The Buddy Holly story has been seen by 22 million people across the world, it has won awards and been a sell out at the West End.
It tells the story of the rise of Buddy Holly to his final legendary performance at The Surf Ballroom in Clear Lake, Iowa.It features some of the greatest songs ever written, including That’ll Be The Day, Oh Boy, Rave On, La Bamba, Chantilly Lace, Johnny B. Goode, Raining In My Heart, Everyday, Shout.
We spoke with the director of The Buddy Holly Story Matt Salisbury about the story of the show, the characters involved and his favourite Buddy Holly song.
Hi Matt! Could you describe the story of The Buddy Holly Show and what takes place in the story.
The Buddy Story is about the short yet prolific music life of Buddy Holly. We first show him as a teenager at High School and see the struggles he had to get his music heard and his determination to reach out to the youth at that time who were so desperate for a “new” music. It seemed at every turn Buddy had to convince everyone that rock and roll was the future. We follow his journey as he recorded and experimented with his style and see this quiet and driven young man develop his songs; songs that are now part of our musical culture and history.
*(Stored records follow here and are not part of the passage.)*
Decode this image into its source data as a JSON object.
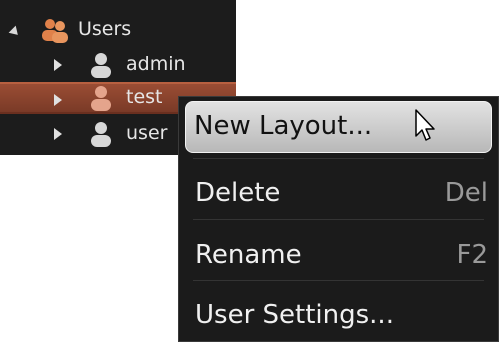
{
  "tree": {
    "root": {
      "label": "Users",
      "icon": "users-group-icon",
      "expanded": true
    },
    "children": [
      {
        "label": "admin",
        "icon": "user-icon",
        "selected": false
      },
      {
        "label": "test",
        "icon": "user-icon",
        "selected": true
      },
      {
        "label": "user",
        "icon": "user-icon",
        "selected": false
      }
    ]
  },
  "context_menu": {
    "items": [
      {
        "label": "New Layout...",
        "shortcut": "",
        "highlighted": true
      },
      {
        "label": "Delete",
        "shortcut": "Del",
        "highlighted": false
      },
      {
        "label": "Rename",
        "shortcut": "F2",
        "highlighted": false
      },
      {
        "label": "User Settings...",
        "shortcut": "",
        "highlighted": false
      }
    ]
  },
  "colors": {
    "tree_bg": "#1c1c1c",
    "selection": "#8a4430",
    "group_icon": "#e0814a",
    "user_icon": "#d7d7d7",
    "menu_bg": "#1b1b1b",
    "menu_highlight": "#cfcfcf"
  }
}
Success for Buddy did come as the music industry began to understand what he was saying, and we see him play at the world famous Apollo Theatre in Harlem New York where he finally arrives as a performer able to cross all cultural boundaries. With success, fame and money in his pockets, Buddy meets a young Puerto Rican receptionist in the offices of one of his NY publishers, and they fall in love…instantly. 5 hours later they are engaged, 3 weeks later married. It is one of the best known modern day romances. Buddy returns to Texas where many of his hit songs were recorded but the pull and possibilities in New York for experimenting and developing his music are too strong and he decides to go there alone. His best friends and fellow band members The Crickets do not share Buddy’s vison and direction and decide to play safe and stay in Texas. The last section of the production shows Buddy on tour in the mid-west with Ritchie Valens and The Big Bopper, and we joyously recreate his final concert at The Surf Ballroom in Clear Lake Iowa. This, as is most of the show, is a celebration of Buddy’s music and life, and never ceases to thrill audiences with its unbounded energy. The songs are played by a multi-talented company of actors throughout and help make Buddy-The Buddy Holly Story one of the best and most exciting nights in the theatre.
Image: Johnny Wilkinson
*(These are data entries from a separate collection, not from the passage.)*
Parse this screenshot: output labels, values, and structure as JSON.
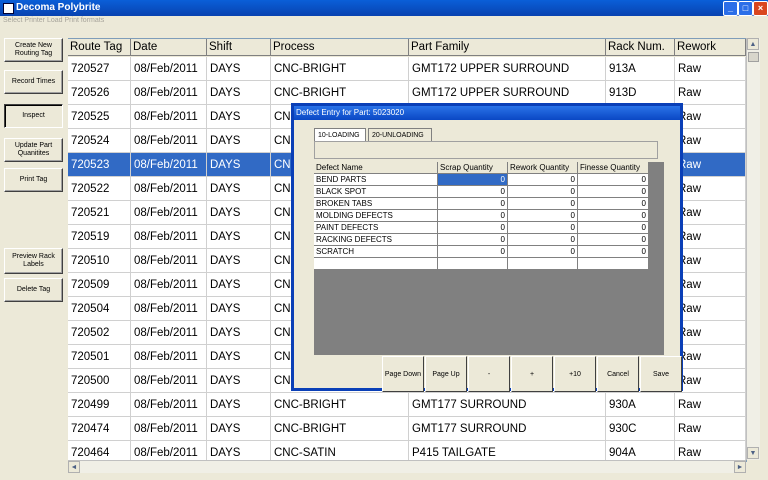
{
  "window": {
    "title": "Decoma Polybrite",
    "min": "_",
    "max": "□",
    "close": "×"
  },
  "menu": {
    "items": [
      "Select Printer",
      "Load Print formats"
    ]
  },
  "left_buttons": [
    {
      "label": "Create New Routing Tag"
    },
    {
      "label": "Record Times"
    },
    {
      "label": "Inspect"
    },
    {
      "label": "Update Part Quanitites"
    },
    {
      "label": "Print Tag"
    },
    {
      "label": "Preview Rack Labels"
    },
    {
      "label": "Delete Tag"
    }
  ],
  "grid": {
    "columns": [
      "Route Tag",
      "Date",
      "Shift",
      "Process",
      "Part Family",
      "Rack Num.",
      "Rework"
    ],
    "rows": [
      [
        "720527",
        "08/Feb/2011",
        "DAYS",
        "CNC-BRIGHT",
        "GMT172 UPPER SURROUND",
        "913A",
        "Raw"
      ],
      [
        "720526",
        "08/Feb/2011",
        "DAYS",
        "CNC-BRIGHT",
        "GMT172 UPPER SURROUND",
        "913D",
        "Raw"
      ],
      [
        "720525",
        "08/Feb/2011",
        "DAYS",
        "CN",
        "",
        "",
        "Raw"
      ],
      [
        "720524",
        "08/Feb/2011",
        "DAYS",
        "CN",
        "",
        "",
        "Raw"
      ],
      [
        "720523",
        "08/Feb/2011",
        "DAYS",
        "CN",
        "",
        "",
        "Raw"
      ],
      [
        "720522",
        "08/Feb/2011",
        "DAYS",
        "CN",
        "",
        "",
        "Raw"
      ],
      [
        "720521",
        "08/Feb/2011",
        "DAYS",
        "CN",
        "",
        "",
        "Raw"
      ],
      [
        "720519",
        "08/Feb/2011",
        "DAYS",
        "CN",
        "",
        "",
        "Raw"
      ],
      [
        "720510",
        "08/Feb/2011",
        "DAYS",
        "CN",
        "",
        "",
        "Raw"
      ],
      [
        "720509",
        "08/Feb/2011",
        "DAYS",
        "CN",
        "",
        "",
        "Raw"
      ],
      [
        "720504",
        "08/Feb/2011",
        "DAYS",
        "CN",
        "",
        "",
        "Raw"
      ],
      [
        "720502",
        "08/Feb/2011",
        "DAYS",
        "CN",
        "",
        "",
        "Raw"
      ],
      [
        "720501",
        "08/Feb/2011",
        "DAYS",
        "CN",
        "",
        "",
        "Raw"
      ],
      [
        "720500",
        "08/Feb/2011",
        "DAYS",
        "CN",
        "",
        "",
        "Raw"
      ],
      [
        "720499",
        "08/Feb/2011",
        "DAYS",
        "CNC-BRIGHT",
        "GMT177 SURROUND",
        "930A",
        "Raw"
      ],
      [
        "720474",
        "08/Feb/2011",
        "DAYS",
        "CNC-BRIGHT",
        "GMT177 SURROUND",
        "930C",
        "Raw"
      ],
      [
        "720464",
        "08/Feb/2011",
        "DAYS",
        "CNC-SATIN",
        "P415 TAILGATE",
        "904A",
        "Raw"
      ]
    ],
    "selected_row": 4
  },
  "dialog": {
    "title": "Defect Entry for Part: 5023020",
    "tabs": [
      "10-LOADING",
      "20-UNLOADING"
    ],
    "columns": [
      "Defect Name",
      "Scrap Quantity",
      "Rework Quantity",
      "Finesse Quantity"
    ],
    "rows": [
      [
        "BEND PARTS",
        "0",
        "0",
        "0"
      ],
      [
        "BLACK SPOT",
        "0",
        "0",
        "0"
      ],
      [
        "BROKEN TABS",
        "0",
        "0",
        "0"
      ],
      [
        "MOLDING DEFECTS",
        "0",
        "0",
        "0"
      ],
      [
        "PAINT DEFECTS",
        "0",
        "0",
        "0"
      ],
      [
        "RACKING DEFECTS",
        "0",
        "0",
        "0"
      ],
      [
        "SCRATCH",
        "0",
        "0",
        "0"
      ]
    ],
    "buttons": [
      "Page Down",
      "Page Up",
      "-",
      "+",
      "+10",
      "Cancel",
      "Save"
    ]
  },
  "colors": {
    "selection": "#316ac5",
    "titlebar": "#0a47c4"
  }
}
How did you get involved in the production and what your role is.
I got involved back in 1989 when I was asked to be Company Manager for it’s West End opening at The Victoria Palace Theatre. I remained Company Manager for all it’s West End run of 12 ½ years and now have the pleasure to direct the show.
Image: Johnny Wilkinson
Tell us about the cast and the characters involved in the show.
All the characters in the show are played by our versatile Company of 12 actors/musicians. Some have done many shows and some have not and sometimes come to us straight from Drama school. The show is built around the talent that comes to us and there is no magical formulae to casting the show. It’s always a challenge but we know what’s needed, and hope that the personalities we have found will bring the show to life in a fresh and energised way every night. As the show is a story of Buddy’s life the characters are mostly real people and we meet them over the evening. They include The Crickets; Joe B Mauldin, Jerry Allison and Nicki Sullivan, his first manager; Hipockets Duncan, Norman Petty and wife Vi Petty who were instrumental in his early recording days in allowing him to experiment, The Big Bopper and Ritchie Valens, Maria Elena, Murray Deutch; his NY Publisher, plus many more.
What do you think is the enduring appeal of Buddy Holly?
His music. The songs then, and now, speak out and excite. There is something raw and electric when one hears such songs as That’ll Be The Day, Peggy Sue, Maybe Baby, Rave On all played live. It’s difficult sometimes to remember that more often than not they were played and recorded with just three or four people with none of the modern recording tricks and effects. Buddy was also a young man not affected or driven by stardom, fame and fortune. A regular boy next door. There were no sensational stories about him; he was a family man, polite, respectful and not all concerned about any race issue so prevalent in those days, particularly in the South. But he was determined and knew what he wanted to do, and he created it often in the face of adversity and obstacle.
Image: Johnny Wilkinson
And finally, what is your favourite Buddy Holly song and why?
I have so many. Perhaps Not Fade Away, Well Alright and It Doesn’t Matter Any More are some of my favourites. But then again there is also True Love Ways and Raining In My Heart. Or Peggy Sue ? So many great, great memorable songs it’s difficult to single out just one.
The Buddy Holly Story is at the Wyvern Theatre from Tue 22 to Sat 26 Nov.
For more information and to buy tickets please visit: http://bit.ly/BuddyHolly16